Good Neighbor Training for the Unhoused
If you missed the training, you are invited to watch the recording below.
Ms. Yusra Murad and Ms. Naheed Murad offer this training for how housed neighbors can be better neighbors to people experiencing homelessness, especially through better understanding of what makes and keeps people unhoused.
How can you advocate for housing policies that actually move people into safe, secure accommodations on the way to long-term homes? Bring your open mind and learning heart to this opportunity to have eyes opened to the realities our community is facing.
Bio of Trainers
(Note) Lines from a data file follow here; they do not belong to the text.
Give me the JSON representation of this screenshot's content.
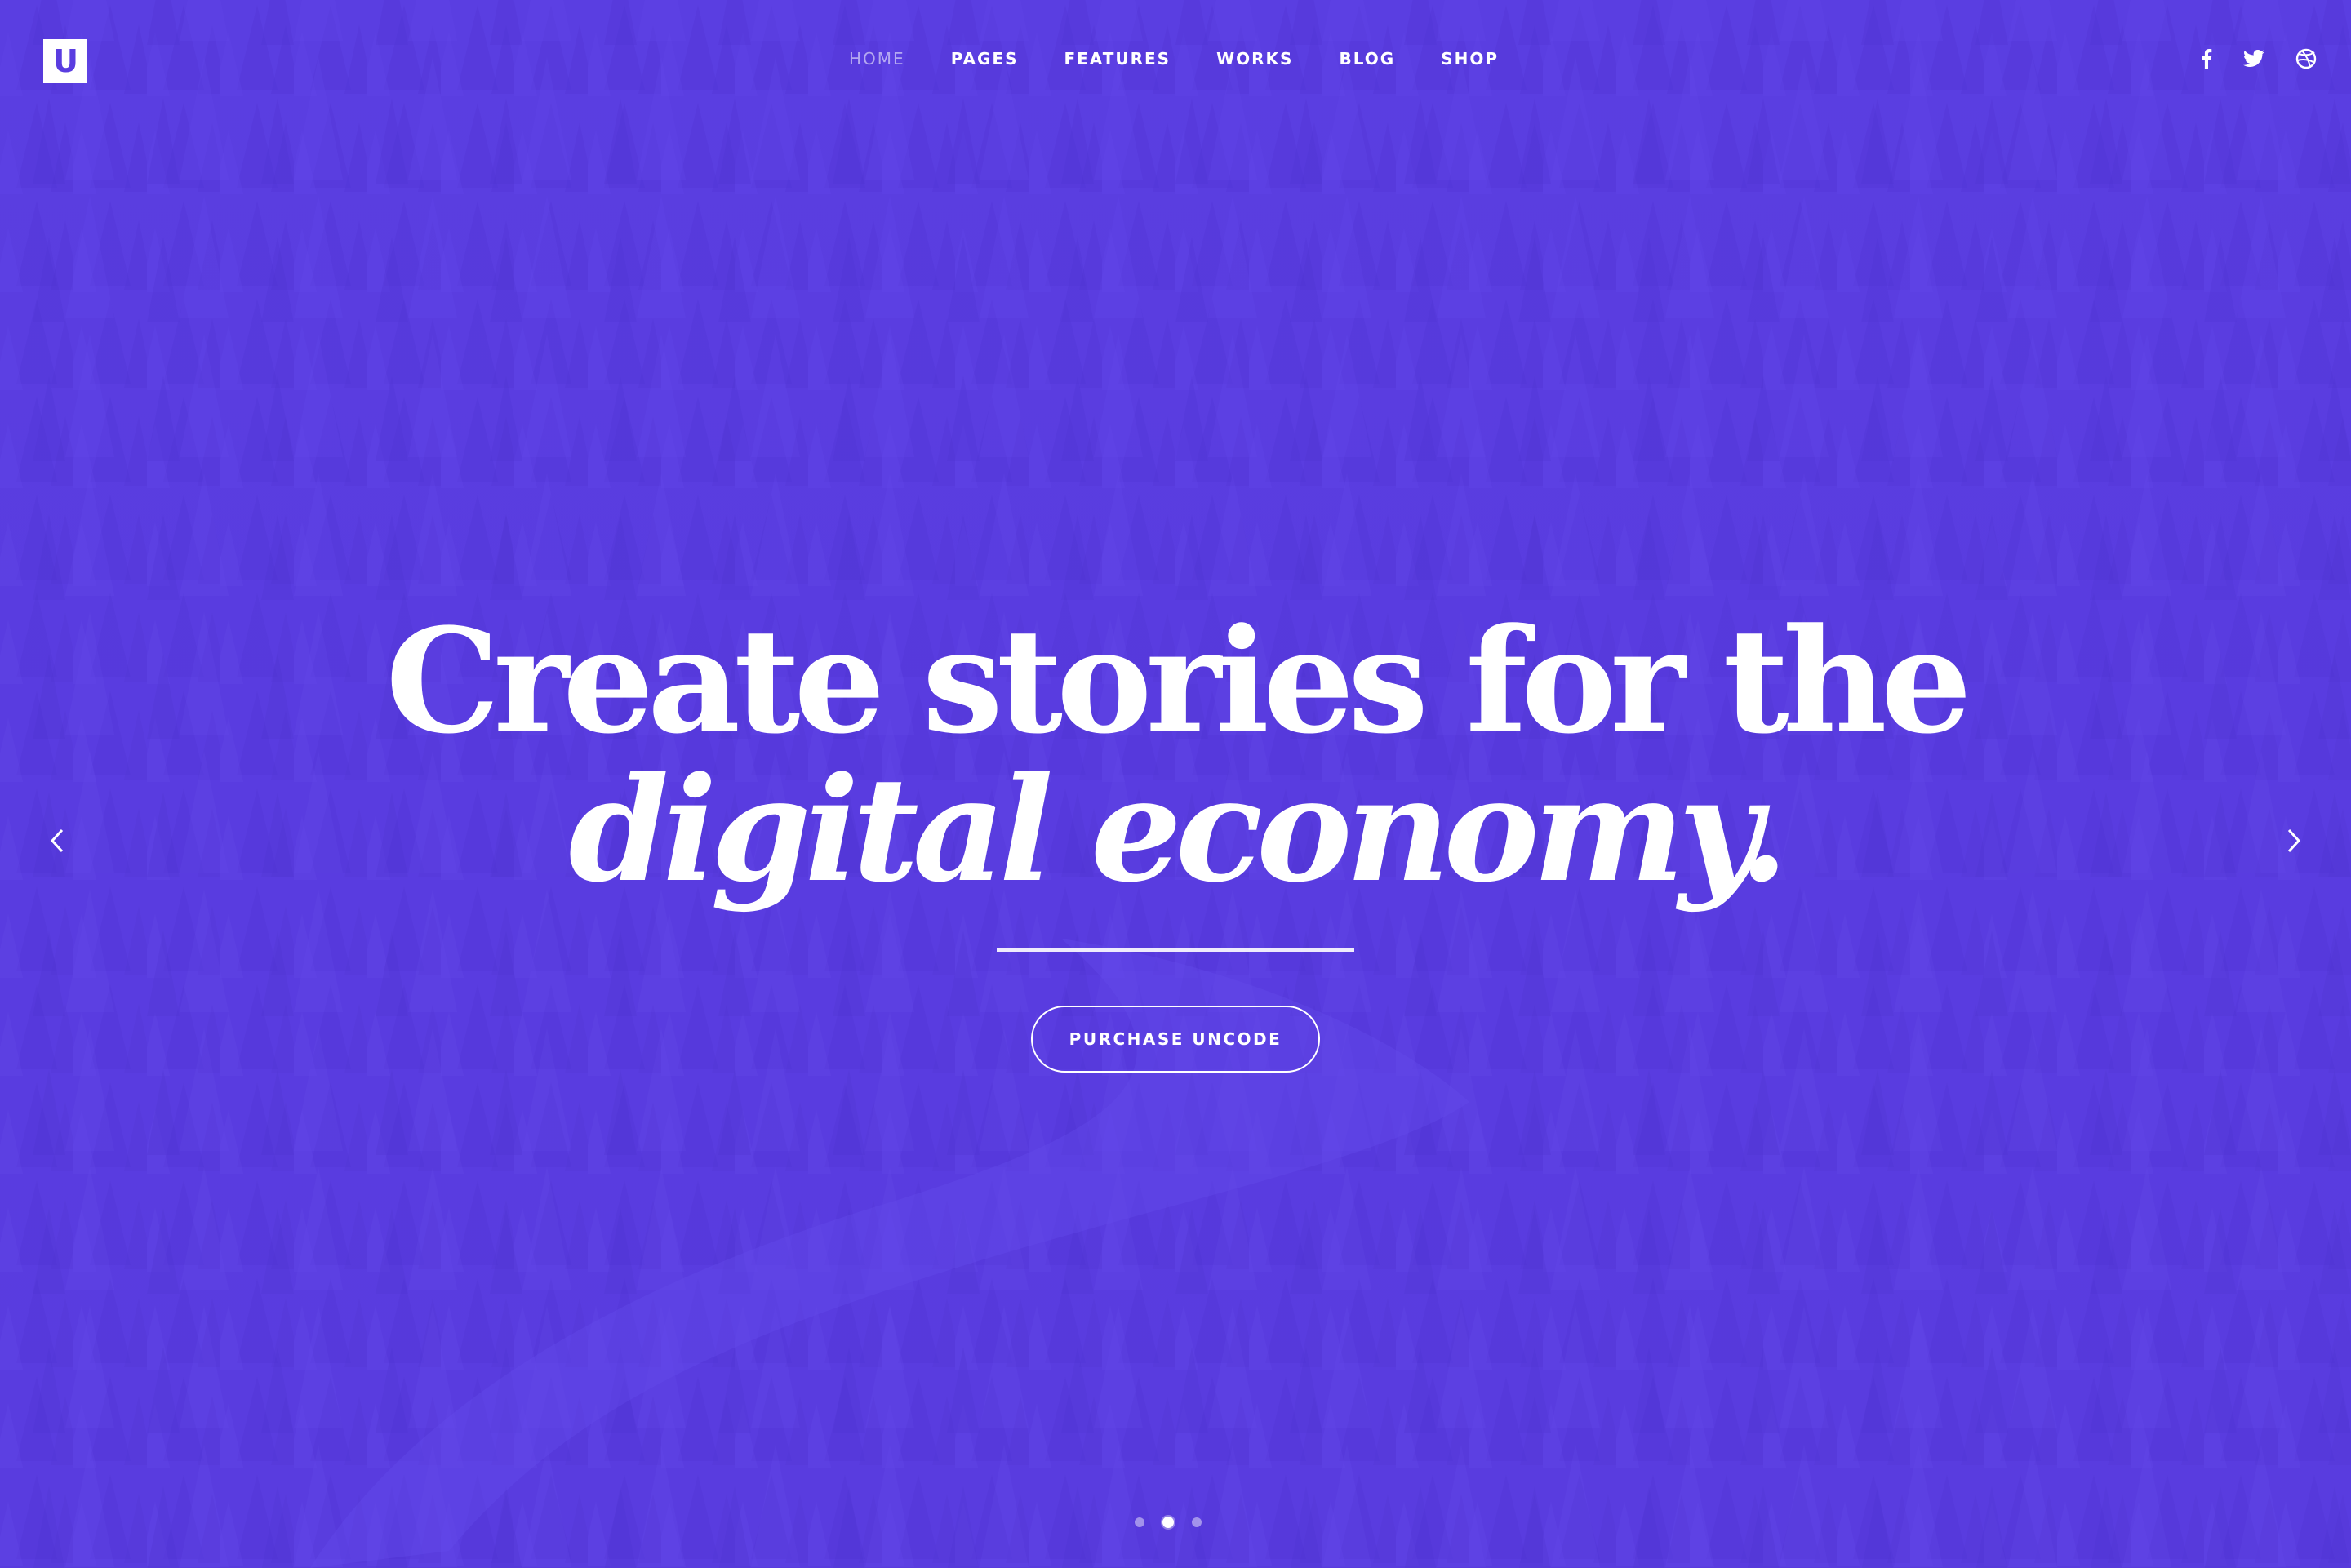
{
  "brand": {
    "logo_letter": "U",
    "accent_color": "#5a3de0"
  },
  "nav": {
    "items": [
      {
        "label": "HOME",
        "active": true
      },
      {
        "label": "PAGES",
        "active": false
      },
      {
        "label": "FEATURES",
        "active": false
      },
      {
        "label": "WORKS",
        "active": false
      },
      {
        "label": "BLOG",
        "active": false
      },
      {
        "label": "SHOP",
        "active": false
      }
    ]
  },
  "social": {
    "icons": [
      "facebook-icon",
      "twitter-icon",
      "dribbble-icon"
    ]
  },
  "hero": {
    "headline_line1": "Create stories for the",
    "headline_line2": "digital economy.",
    "cta_label": "PURCHASE UNCODE"
  },
  "slider": {
    "prev_icon": "chevron-left-icon",
    "next_icon": "chevron-right-icon",
    "slide_count": 3,
    "active_slide": 2
  }
}
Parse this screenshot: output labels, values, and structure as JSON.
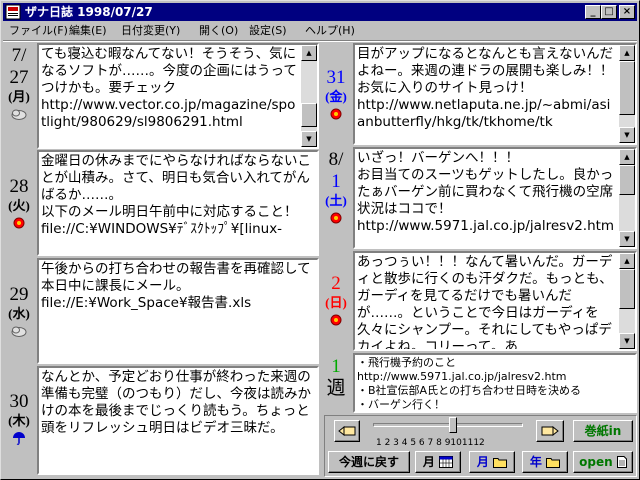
{
  "window": {
    "title": "ザナ日誌 1998/07/27",
    "minimize_glyph": "_",
    "maximize_glyph": "□",
    "close_glyph": "×"
  },
  "menu": [
    {
      "label": "ファイル(F)"
    },
    {
      "label": "編集(E)"
    },
    {
      "label": "日付変更(Y)"
    },
    {
      "label": "開く(O)"
    },
    {
      "label": "設定(S)"
    },
    {
      "label": "ヘルプ(H)"
    }
  ],
  "days": [
    {
      "month": "7/",
      "day": "27",
      "dow": "(月)",
      "weather": "cloud-icon",
      "text": "ても寝込む暇なんてない！そうそう、気になるソフトが……。今度の企画にはうってつけかも。要チェック\nhttp://www.vector.co.jp/magazine/spotlight/980629/sl9806291.html"
    },
    {
      "day": "28",
      "dow": "(火)",
      "weather": "sun-icon",
      "text": "金曜日の休みまでにやらなければならないことが山積み。さて、明日も気合い入れてがんばるか……。\n以下のメール明日午前中に対応すること！\nfile://C:¥WINDOWS¥ﾃﾞｽｸﾄｯﾌﾟ¥[linux-"
    },
    {
      "day": "29",
      "dow": "(水)",
      "weather": "cloud-icon",
      "text": "午後からの打ち合わせの報告書を再確認して本日中に課長にメール。\nfile://E:¥Work_Space¥報告書.xls"
    },
    {
      "day": "30",
      "dow": "(木)",
      "weather": "rain-icon",
      "text": "なんとか、予定どおり仕事が終わった来週の準備も完璧（のつもり）だし、今夜は読みかけの本を最後までじっくり読もう。ちょっと頭をリフレッシュ明日はビデオ三昧だ。"
    },
    {
      "day": "31",
      "dow": "(金)",
      "weather": "sun-icon",
      "text": "目がアップになるとなんとも言えないんだよねー。来週の連ドラの展開も楽しみ！！\nお気に入りのサイト見っけ！\nhttp://www.netlaputa.ne.jp/~abmi/asianbutterfly/hkg/tk/tkhome/tk"
    },
    {
      "month": "8/",
      "day": "1",
      "dow": "(土)",
      "weather": "sun-icon",
      "text": "いざっ！バーゲンへ！！！\nお目当てのスーツもゲットしたし。良かったぁバーゲン前に買わなくて飛行機の空席状況はココで！\nhttp://www.5971.jal.co.jp/jalresv2.htm"
    },
    {
      "day": "2",
      "dow": "(日)",
      "weather": "sun-icon",
      "text": "あっつぅい！！！なんて暑いんだ。ガーディと散歩に行くのも汗ダクだ。もっとも、ガーディを見てるだけでも暑いんだが……。ということで今日はガーディを久々にシャンプー。それにしてもやっぱデカイよね。コリーって。あ"
    }
  ],
  "week": {
    "num": "1",
    "label": "週",
    "text": "・飛行機予約のこと\nhttp://www.5971.jal.co.jp/jalresv2.htm\n・B社宣伝部A氏との打ち合わせ日時を決める\n・バーゲン行く！"
  },
  "toolbar": {
    "slider_ticks": "1 2 3 4 5 6 7 8 9101112",
    "slider_value": 7,
    "makigami_label": "巻紙in",
    "today_label": "今週に戻す",
    "month_label": "月",
    "month2_label": "月",
    "year_label": "年",
    "open_label": "open"
  }
}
Yusra Murad is a writer and housing justice advocate based in the Twin Cities. She also works at an organization that convenes health system leadership from across the nation, based out of Washington, D.C. In Minnesota, she works as an advocate and resource navigator with ZACAH, a Muslim-run, grassroots organization with the mission of 1) preventing homelessness via the redistribution of wealth in our community and 2) providing financial assistance and emergency housing for our unhoused neighbors. Aside from that I am working with some of the incredible religious and community leaders in Minneapolis to build a new ecosystem of resources – nonprofits, co-ops, etc – that can slowly reduce our reliance on government systems that have repeatedly failed our Black, Brown, Muslim, Indigenous and immigrant neighbors who are unhoused or at imminent risk of homelessness.
Naheed (her co-presenter/colleague, who also happens to be her mom) is a hematopathologist, co-founder of ZACAH and currently getting her MPH with a focus on health and housing.
Londel French is an at-large representative on the Minneapolis Park and Recreation Board in Minnesota. He got into housing when hundreds of people were tenting in the parks because of being unhoused. French’s experience includes work for the Minneapolis parks, as a special education paraprofessional for the Minneapolis Public Schools, and as a union organizer for the Minneapolis Federation of Teachers Local 59. In his work and life, French focuses on making parks a place for community, providing professional pathways to park workers of color, focusing on racial, economic, gender and social justice and being a good steward. He stands up to corporate power that seeks to profit from public goods with no public benefit. He demands that environmental justice goes beyond which types of fertilizer we use in the parks, but also focuses on the racial and gender impact to our communities. As a black man running for office, he has been the victim of police brutality. He has fought for years to reform our Justice System with allies in the community. He advocates for using methods of restorative justice, mandate extensive trauma informed policing training, and seek to partner with other governmental agencies to provide services to those in need.
This event was convened by Pastor Joy McDonald Coltvet of Christ on Capitol Hill Lutheran Church in support of community institutions involved in the Bethesda Good Neighbor Group*.
* The Bethesda Good Neighbor Group is a community collaboration launched in 2020 as a condition of permitting by the Capitol Area Architectural and Planning Board (the planning and zoning authority for Capitol Area of Saint Paul). CAAPB hosts monthly check-ins attended by community group representatives, Ramsey County, Bethesda Shelter representatives, MHealth Fairview representatives, Saint Paul Police Department, Capitol Security and others. Meetings have included updates on status of the shelter, discussion of neighborhood safety issues, public safety statistics, physical improvements, communication and information sharing, and community building opportunities. The group currently meets on the second Tuesday of each month. Download the 5×8 Informational Flyer for printing and distribution or for circulation to neighbors and community networks. For more information on the group contact Peter Musty, CAAPB, 612-743-5994 | email@example.com.